┌─ Task inputs
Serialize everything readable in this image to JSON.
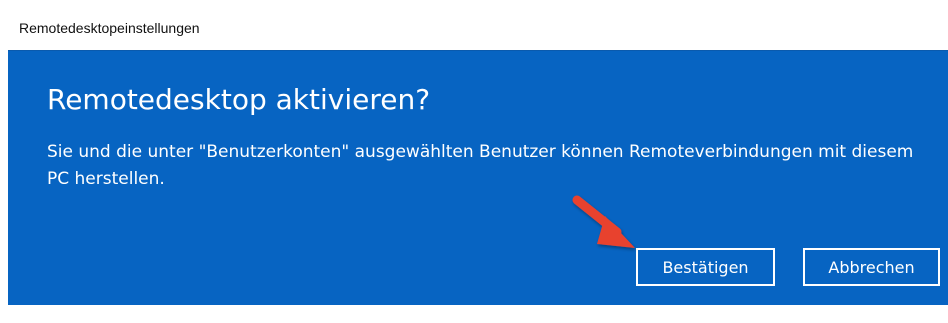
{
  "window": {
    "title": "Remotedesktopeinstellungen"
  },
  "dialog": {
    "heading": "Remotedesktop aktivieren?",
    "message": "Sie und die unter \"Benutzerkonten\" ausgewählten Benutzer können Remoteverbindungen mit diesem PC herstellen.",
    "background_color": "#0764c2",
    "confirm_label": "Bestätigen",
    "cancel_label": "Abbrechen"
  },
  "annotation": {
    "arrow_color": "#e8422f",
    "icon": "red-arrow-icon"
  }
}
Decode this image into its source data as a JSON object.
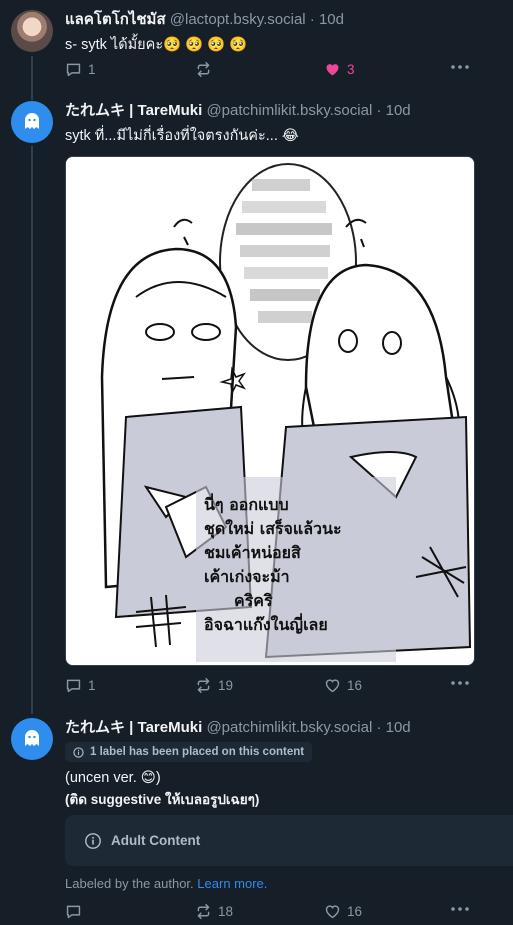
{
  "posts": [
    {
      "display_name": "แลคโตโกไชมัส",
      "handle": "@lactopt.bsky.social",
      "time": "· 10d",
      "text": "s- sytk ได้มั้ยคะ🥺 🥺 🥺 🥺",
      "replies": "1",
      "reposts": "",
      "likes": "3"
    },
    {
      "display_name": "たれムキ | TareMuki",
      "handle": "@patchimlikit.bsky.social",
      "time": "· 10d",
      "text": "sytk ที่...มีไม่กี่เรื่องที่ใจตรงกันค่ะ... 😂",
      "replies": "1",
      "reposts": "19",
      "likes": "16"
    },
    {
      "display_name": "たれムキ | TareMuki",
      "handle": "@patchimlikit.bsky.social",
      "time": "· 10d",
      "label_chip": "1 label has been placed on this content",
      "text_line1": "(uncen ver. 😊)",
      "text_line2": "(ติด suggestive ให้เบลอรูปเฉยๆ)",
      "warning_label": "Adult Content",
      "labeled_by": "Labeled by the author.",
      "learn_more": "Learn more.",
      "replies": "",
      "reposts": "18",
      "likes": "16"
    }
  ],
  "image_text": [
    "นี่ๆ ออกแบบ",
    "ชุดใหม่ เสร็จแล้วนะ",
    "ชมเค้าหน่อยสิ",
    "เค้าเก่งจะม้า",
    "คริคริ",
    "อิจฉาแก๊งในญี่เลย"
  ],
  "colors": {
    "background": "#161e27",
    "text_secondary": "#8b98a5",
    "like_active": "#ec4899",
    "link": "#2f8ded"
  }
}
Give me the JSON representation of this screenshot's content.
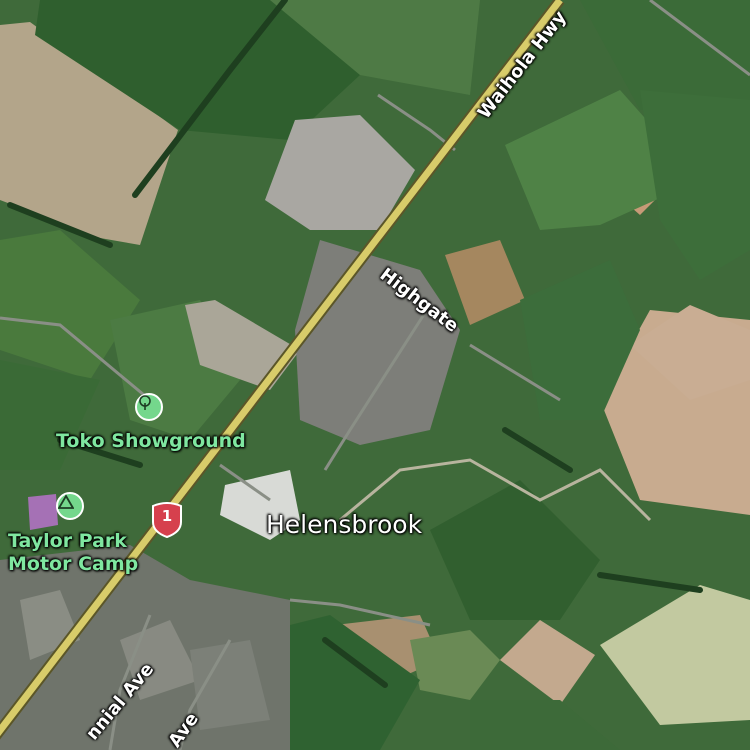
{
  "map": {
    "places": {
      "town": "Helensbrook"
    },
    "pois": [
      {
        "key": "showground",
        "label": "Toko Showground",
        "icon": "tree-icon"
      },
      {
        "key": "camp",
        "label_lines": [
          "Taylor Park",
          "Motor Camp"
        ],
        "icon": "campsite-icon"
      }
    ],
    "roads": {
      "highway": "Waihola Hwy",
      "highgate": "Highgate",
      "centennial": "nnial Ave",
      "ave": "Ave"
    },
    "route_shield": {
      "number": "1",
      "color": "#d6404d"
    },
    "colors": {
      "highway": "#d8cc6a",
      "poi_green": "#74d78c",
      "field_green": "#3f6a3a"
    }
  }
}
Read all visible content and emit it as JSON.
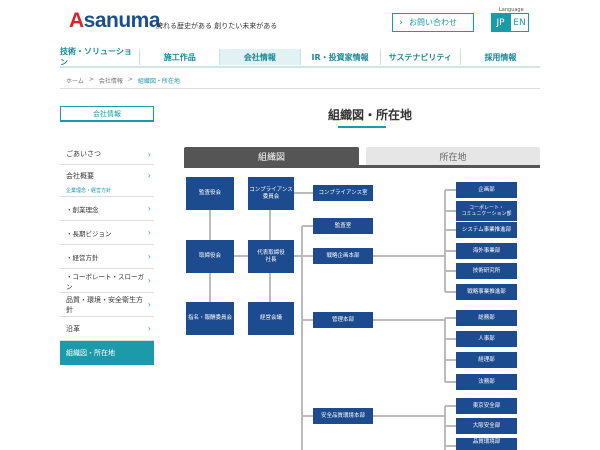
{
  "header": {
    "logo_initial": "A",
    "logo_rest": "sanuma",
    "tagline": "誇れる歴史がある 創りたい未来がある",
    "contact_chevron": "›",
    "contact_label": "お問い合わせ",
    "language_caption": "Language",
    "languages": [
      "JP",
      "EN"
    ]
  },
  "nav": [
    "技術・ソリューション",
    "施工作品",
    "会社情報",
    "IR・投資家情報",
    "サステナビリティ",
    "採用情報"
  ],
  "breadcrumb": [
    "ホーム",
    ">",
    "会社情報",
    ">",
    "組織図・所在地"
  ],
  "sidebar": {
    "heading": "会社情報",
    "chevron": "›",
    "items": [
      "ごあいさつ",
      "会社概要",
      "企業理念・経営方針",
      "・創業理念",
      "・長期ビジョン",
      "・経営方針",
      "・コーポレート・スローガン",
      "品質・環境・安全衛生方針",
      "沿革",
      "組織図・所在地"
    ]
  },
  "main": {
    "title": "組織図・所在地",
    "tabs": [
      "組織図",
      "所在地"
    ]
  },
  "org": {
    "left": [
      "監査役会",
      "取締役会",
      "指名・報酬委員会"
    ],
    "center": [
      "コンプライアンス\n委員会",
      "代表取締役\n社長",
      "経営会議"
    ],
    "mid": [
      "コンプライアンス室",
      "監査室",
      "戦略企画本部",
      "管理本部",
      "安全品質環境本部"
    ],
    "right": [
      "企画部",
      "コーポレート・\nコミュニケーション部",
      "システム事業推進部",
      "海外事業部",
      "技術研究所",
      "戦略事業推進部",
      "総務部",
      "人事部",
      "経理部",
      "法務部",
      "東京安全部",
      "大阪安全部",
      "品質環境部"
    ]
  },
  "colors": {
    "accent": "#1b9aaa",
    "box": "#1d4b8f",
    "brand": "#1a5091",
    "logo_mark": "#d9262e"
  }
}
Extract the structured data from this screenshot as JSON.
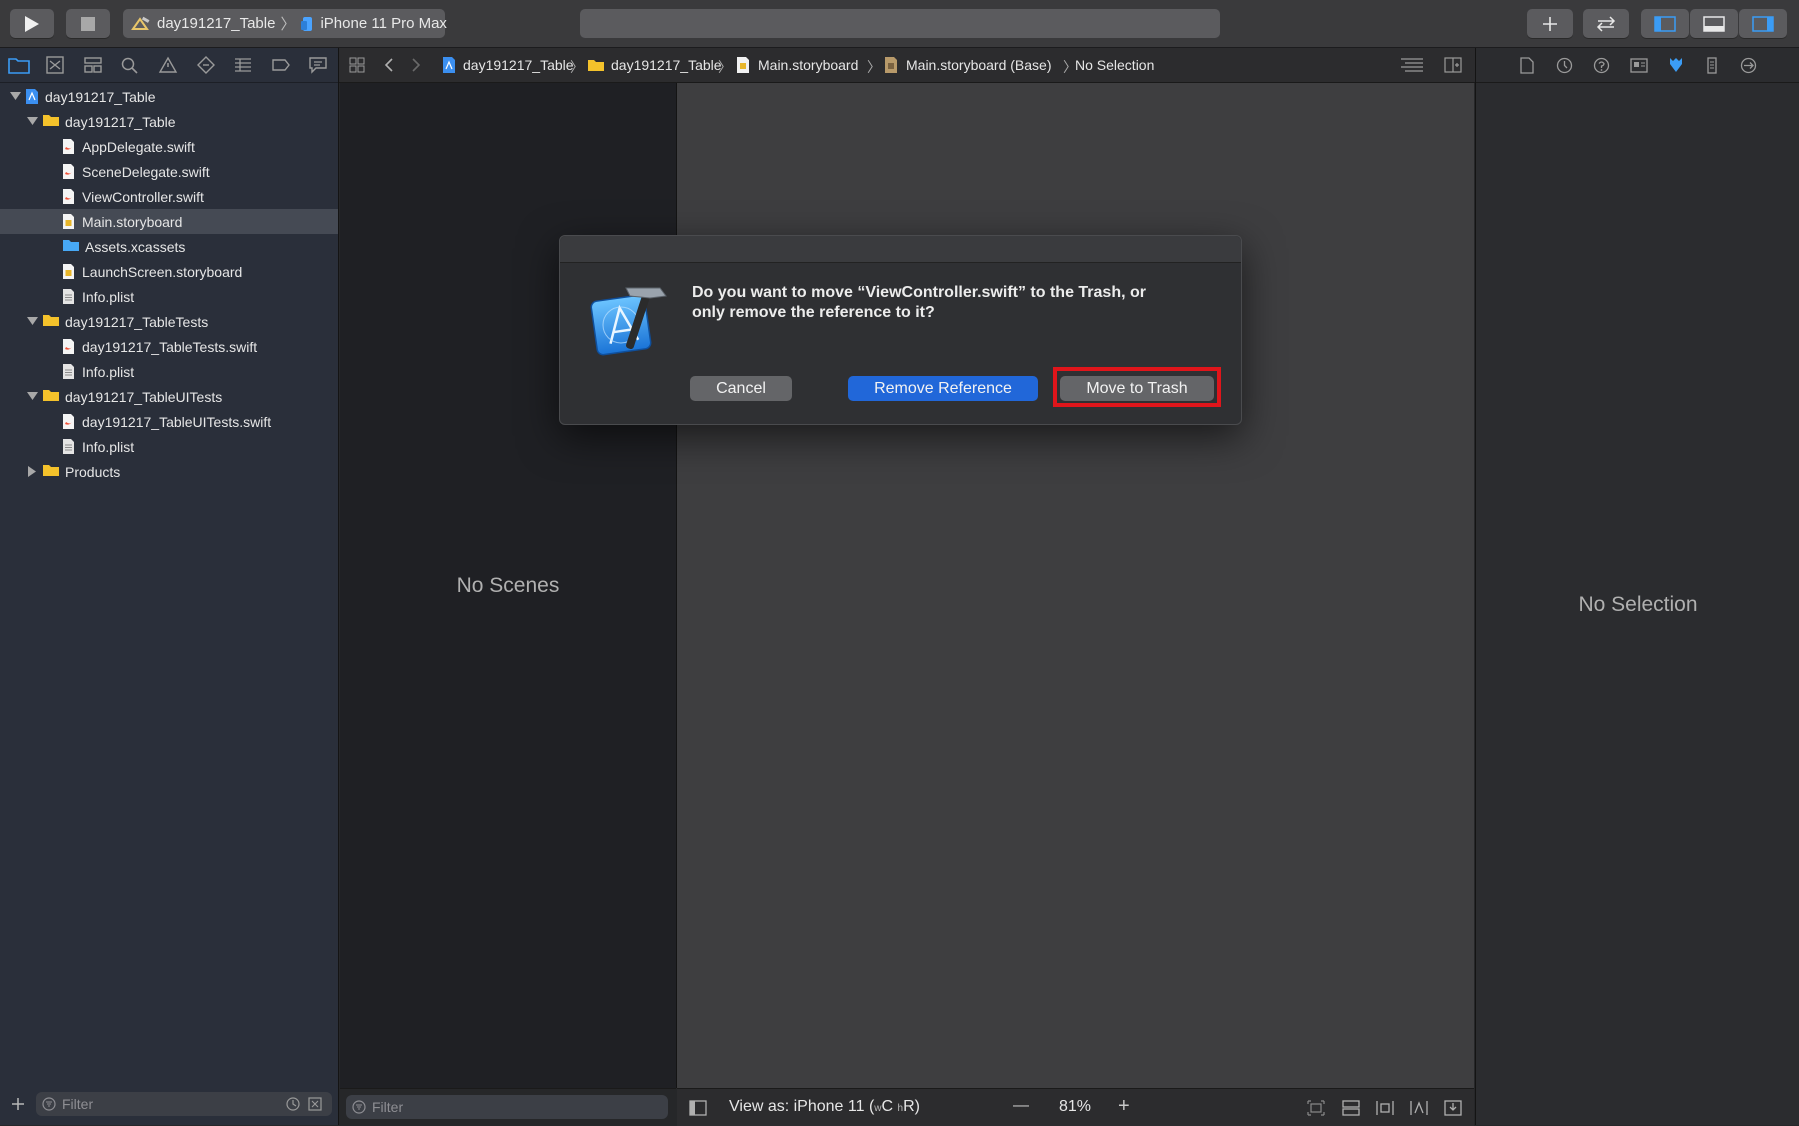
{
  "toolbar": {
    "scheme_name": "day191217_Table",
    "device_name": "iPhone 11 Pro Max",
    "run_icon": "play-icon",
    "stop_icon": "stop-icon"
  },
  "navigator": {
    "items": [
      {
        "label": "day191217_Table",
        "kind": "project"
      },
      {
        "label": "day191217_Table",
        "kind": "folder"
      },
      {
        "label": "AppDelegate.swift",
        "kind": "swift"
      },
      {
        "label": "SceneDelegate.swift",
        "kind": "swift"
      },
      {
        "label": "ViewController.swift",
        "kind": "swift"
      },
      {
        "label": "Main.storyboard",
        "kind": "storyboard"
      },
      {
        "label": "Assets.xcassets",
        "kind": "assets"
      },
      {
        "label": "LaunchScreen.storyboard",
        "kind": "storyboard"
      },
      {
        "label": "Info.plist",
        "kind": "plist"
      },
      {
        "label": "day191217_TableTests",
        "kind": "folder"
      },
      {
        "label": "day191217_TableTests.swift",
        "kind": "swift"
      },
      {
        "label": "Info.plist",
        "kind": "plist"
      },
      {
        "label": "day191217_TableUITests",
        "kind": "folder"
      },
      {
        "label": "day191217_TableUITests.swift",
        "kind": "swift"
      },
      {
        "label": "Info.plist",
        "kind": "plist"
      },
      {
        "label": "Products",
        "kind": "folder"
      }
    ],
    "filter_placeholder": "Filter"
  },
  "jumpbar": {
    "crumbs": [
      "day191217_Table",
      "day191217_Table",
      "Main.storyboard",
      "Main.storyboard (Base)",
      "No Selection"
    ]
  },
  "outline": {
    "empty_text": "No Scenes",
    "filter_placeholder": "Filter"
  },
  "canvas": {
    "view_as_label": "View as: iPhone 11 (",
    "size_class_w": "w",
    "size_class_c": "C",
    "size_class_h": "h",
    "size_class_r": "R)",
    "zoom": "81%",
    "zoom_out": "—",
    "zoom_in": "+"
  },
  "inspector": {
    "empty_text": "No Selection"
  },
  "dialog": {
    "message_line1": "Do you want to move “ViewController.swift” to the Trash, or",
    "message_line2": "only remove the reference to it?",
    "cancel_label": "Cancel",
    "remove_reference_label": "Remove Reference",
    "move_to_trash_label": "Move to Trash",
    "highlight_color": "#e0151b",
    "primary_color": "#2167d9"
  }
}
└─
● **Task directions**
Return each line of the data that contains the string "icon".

● **Answer to the exercise**
    "icon": "red-arrow-icon"
        "icon": "tree-icon"
        "icon": "campsite-icon"
    "run_icon": "play-icon",
    "stop_icon": "stop-icon"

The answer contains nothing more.